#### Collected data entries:
***
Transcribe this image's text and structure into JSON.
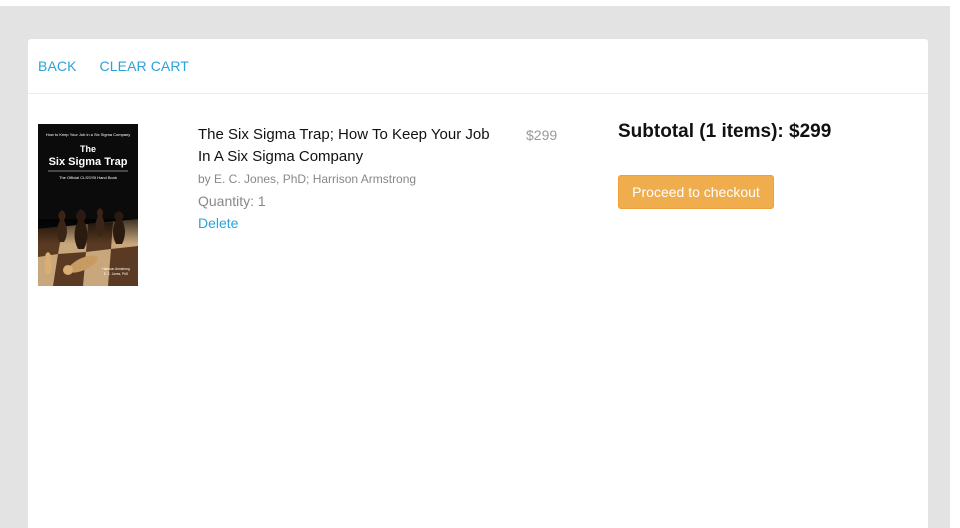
{
  "nav": {
    "back_label": "BACK",
    "clear_cart_label": "CLEAR CART"
  },
  "cart": {
    "items": [
      {
        "title": "The Six Sigma Trap; How To Keep Your Job In A Six Sigma Company",
        "authors": "by E. C. Jones, PhD; Harrison Armstrong",
        "quantity_text": "Quantity: 1",
        "delete_label": "Delete",
        "price": "$299",
        "cover": {
          "tagline": "How to Keep Your Job in a Six Sigma Company",
          "title_line1": "The",
          "title_line2": "Six Sigma Trap",
          "subtitle": "The Official CLSSYB Hand Book",
          "authors_line1": "Harrison Armstrong",
          "authors_line2": "E. C. Jones, PhD"
        }
      }
    ],
    "subtotal_text": "Subtotal (1 items): $299",
    "checkout_label": "Proceed to checkout"
  },
  "colors": {
    "link": "#2aa3db",
    "checkout_button": "#f0ad4e",
    "backdrop": "#e3e3e3"
  }
}
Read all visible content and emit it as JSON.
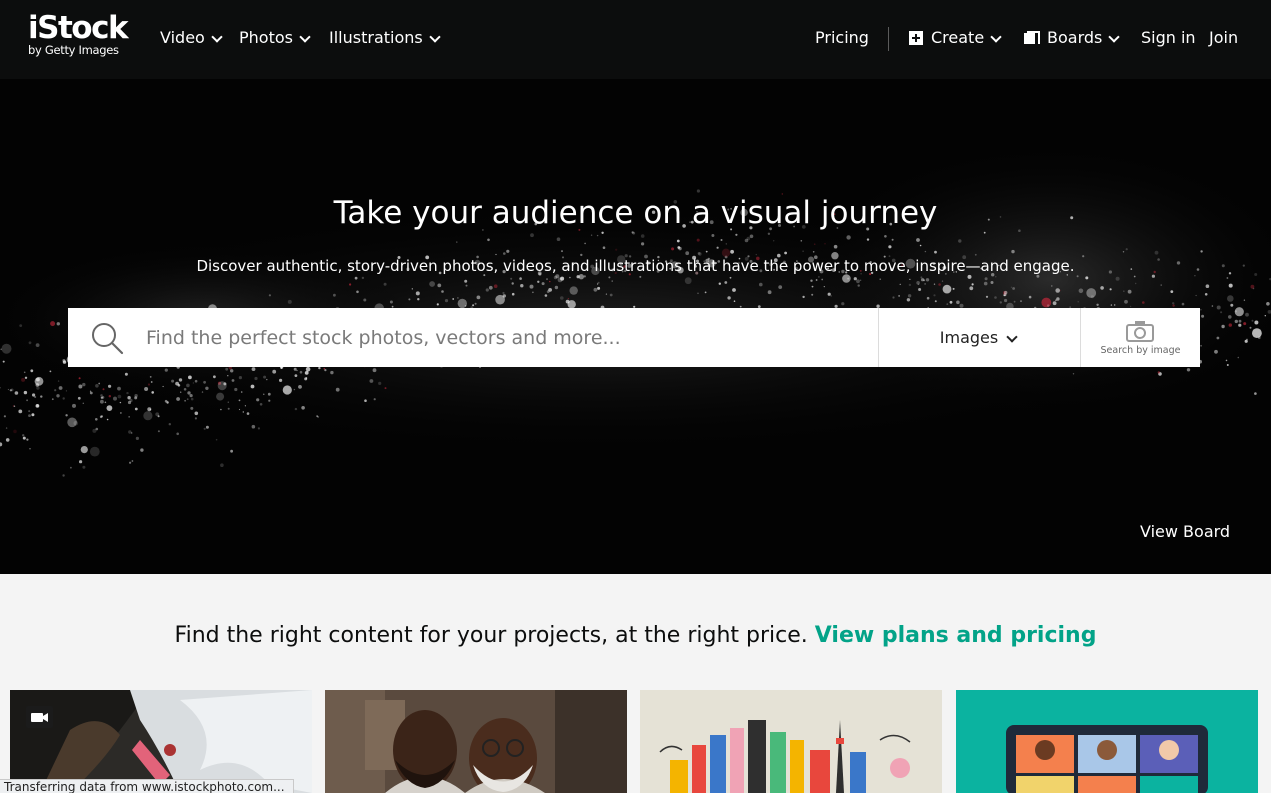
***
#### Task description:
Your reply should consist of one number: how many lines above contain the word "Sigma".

#### Answer to this problem:
3